Task instructions: Output all of the entries below precisely as written.

▼

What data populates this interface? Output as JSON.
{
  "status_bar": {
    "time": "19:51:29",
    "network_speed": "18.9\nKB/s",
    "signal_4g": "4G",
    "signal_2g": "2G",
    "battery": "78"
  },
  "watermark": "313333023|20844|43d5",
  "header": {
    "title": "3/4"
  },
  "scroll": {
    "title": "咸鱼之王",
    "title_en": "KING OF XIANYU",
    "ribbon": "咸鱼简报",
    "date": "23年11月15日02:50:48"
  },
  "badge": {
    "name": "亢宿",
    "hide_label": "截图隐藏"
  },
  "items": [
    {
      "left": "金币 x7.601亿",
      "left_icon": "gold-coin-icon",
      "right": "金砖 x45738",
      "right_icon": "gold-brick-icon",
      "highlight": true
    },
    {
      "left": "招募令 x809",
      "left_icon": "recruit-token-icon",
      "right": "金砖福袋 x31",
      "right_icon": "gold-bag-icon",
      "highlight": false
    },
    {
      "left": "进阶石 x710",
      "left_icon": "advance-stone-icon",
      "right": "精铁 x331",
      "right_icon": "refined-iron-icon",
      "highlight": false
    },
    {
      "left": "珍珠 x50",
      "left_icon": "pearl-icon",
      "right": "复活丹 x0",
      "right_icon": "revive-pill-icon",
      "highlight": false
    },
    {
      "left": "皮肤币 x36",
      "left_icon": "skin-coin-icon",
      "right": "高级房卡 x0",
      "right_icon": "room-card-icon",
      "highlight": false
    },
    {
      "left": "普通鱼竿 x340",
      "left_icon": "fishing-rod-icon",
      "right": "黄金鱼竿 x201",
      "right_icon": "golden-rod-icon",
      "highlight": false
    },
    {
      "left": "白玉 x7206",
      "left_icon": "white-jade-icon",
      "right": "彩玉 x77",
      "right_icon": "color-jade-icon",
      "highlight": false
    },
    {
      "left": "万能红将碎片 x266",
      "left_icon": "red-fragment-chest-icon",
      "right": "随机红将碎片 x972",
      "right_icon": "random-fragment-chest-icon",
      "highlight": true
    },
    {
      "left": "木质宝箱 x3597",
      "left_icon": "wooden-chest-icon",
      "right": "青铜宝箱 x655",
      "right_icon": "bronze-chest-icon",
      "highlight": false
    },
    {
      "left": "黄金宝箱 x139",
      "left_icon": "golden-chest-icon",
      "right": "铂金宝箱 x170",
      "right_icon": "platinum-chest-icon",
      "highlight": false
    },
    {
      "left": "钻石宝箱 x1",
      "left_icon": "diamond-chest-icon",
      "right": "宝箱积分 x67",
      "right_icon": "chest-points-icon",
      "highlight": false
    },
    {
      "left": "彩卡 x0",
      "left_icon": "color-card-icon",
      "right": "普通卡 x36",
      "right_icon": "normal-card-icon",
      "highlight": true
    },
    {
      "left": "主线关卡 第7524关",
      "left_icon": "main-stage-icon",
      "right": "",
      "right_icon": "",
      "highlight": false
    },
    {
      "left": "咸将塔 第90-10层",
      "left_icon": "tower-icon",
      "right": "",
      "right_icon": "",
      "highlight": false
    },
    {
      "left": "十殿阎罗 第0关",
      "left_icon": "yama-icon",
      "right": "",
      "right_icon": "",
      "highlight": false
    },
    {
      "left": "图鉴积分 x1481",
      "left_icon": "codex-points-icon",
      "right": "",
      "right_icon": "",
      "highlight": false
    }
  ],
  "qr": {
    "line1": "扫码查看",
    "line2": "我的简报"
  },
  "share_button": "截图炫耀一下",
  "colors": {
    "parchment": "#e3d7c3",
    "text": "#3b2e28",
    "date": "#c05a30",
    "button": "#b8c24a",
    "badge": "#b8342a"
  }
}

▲

Result of the task:
What data populates this interface? Output as JSON.
{
  "status_bar": {
    "time": "19:51:29",
    "network_speed": "18.9\nKB/s",
    "signal_4g": "4G",
    "signal_2g": "2G",
    "battery": "78"
  },
  "watermark": "313333023|20844|43d5",
  "header": {
    "title": "3/4"
  },
  "scroll": {
    "title": "咸鱼之王",
    "title_en": "KING OF XIANYU",
    "ribbon": "咸鱼简报",
    "date": "23年11月15日02:50:48"
  },
  "badge": {
    "name": "亢宿",
    "hide_label": "截图隐藏"
  },
  "items": [
    {
      "left": "金币 x7.601亿",
      "left_icon": "gold-coin-icon",
      "right": "金砖 x45738",
      "right_icon": "gold-brick-icon",
      "highlight": true
    },
    {
      "left": "招募令 x809",
      "left_icon": "recruit-token-icon",
      "right": "金砖福袋 x31",
      "right_icon": "gold-bag-icon",
      "highlight": false
    },
    {
      "left": "进阶石 x710",
      "left_icon": "advance-stone-icon",
      "right": "精铁 x331",
      "right_icon": "refined-iron-icon",
      "highlight": false
    },
    {
      "left": "珍珠 x50",
      "left_icon": "pearl-icon",
      "right": "复活丹 x0",
      "right_icon": "revive-pill-icon",
      "highlight": false
    },
    {
      "left": "皮肤币 x36",
      "left_icon": "skin-coin-icon",
      "right": "高级房卡 x0",
      "right_icon": "room-card-icon",
      "highlight": false
    },
    {
      "left": "普通鱼竿 x340",
      "left_icon": "fishing-rod-icon",
      "right": "黄金鱼竿 x201",
      "right_icon": "golden-rod-icon",
      "highlight": false
    },
    {
      "left": "白玉 x7206",
      "left_icon": "white-jade-icon",
      "right": "彩玉 x77",
      "right_icon": "color-jade-icon",
      "highlight": false
    },
    {
      "left": "万能红将碎片 x266",
      "left_icon": "red-fragment-chest-icon",
      "right": "随机红将碎片 x972",
      "right_icon": "random-fragment-chest-icon",
      "highlight": true
    },
    {
      "left": "木质宝箱 x3597",
      "left_icon": "wooden-chest-icon",
      "right": "青铜宝箱 x655",
      "right_icon": "bronze-chest-icon",
      "highlight": false
    },
    {
      "left": "黄金宝箱 x139",
      "left_icon": "golden-chest-icon",
      "right": "铂金宝箱 x170",
      "right_icon": "platinum-chest-icon",
      "highlight": false
    },
    {
      "left": "钻石宝箱 x1",
      "left_icon": "diamond-chest-icon",
      "right": "宝箱积分 x67",
      "right_icon": "chest-points-icon",
      "highlight": false
    },
    {
      "left": "彩卡 x0",
      "left_icon": "color-card-icon",
      "right": "普通卡 x36",
      "right_icon": "normal-card-icon",
      "highlight": true
    },
    {
      "left": "主线关卡 第7524关",
      "left_icon": "main-stage-icon",
      "right": "",
      "right_icon": "",
      "highlight": false
    },
    {
      "left": "咸将塔 第90-10层",
      "left_icon": "tower-icon",
      "right": "",
      "right_icon": "",
      "highlight": false
    },
    {
      "left": "十殿阎罗 第0关",
      "left_icon": "yama-icon",
      "right": "",
      "right_icon": "",
      "highlight": false
    },
    {
      "left": "图鉴积分 x1481",
      "left_icon": "codex-points-icon",
      "right": "",
      "right_icon": "",
      "highlight": false
    }
  ],
  "qr": {
    "line1": "扫码查看",
    "line2": "我的简报"
  },
  "share_button": "截图炫耀一下",
  "colors": {
    "parchment": "#e3d7c3",
    "text": "#3b2e28",
    "date": "#c05a30",
    "button": "#b8c24a",
    "badge": "#b8342a"
  }
}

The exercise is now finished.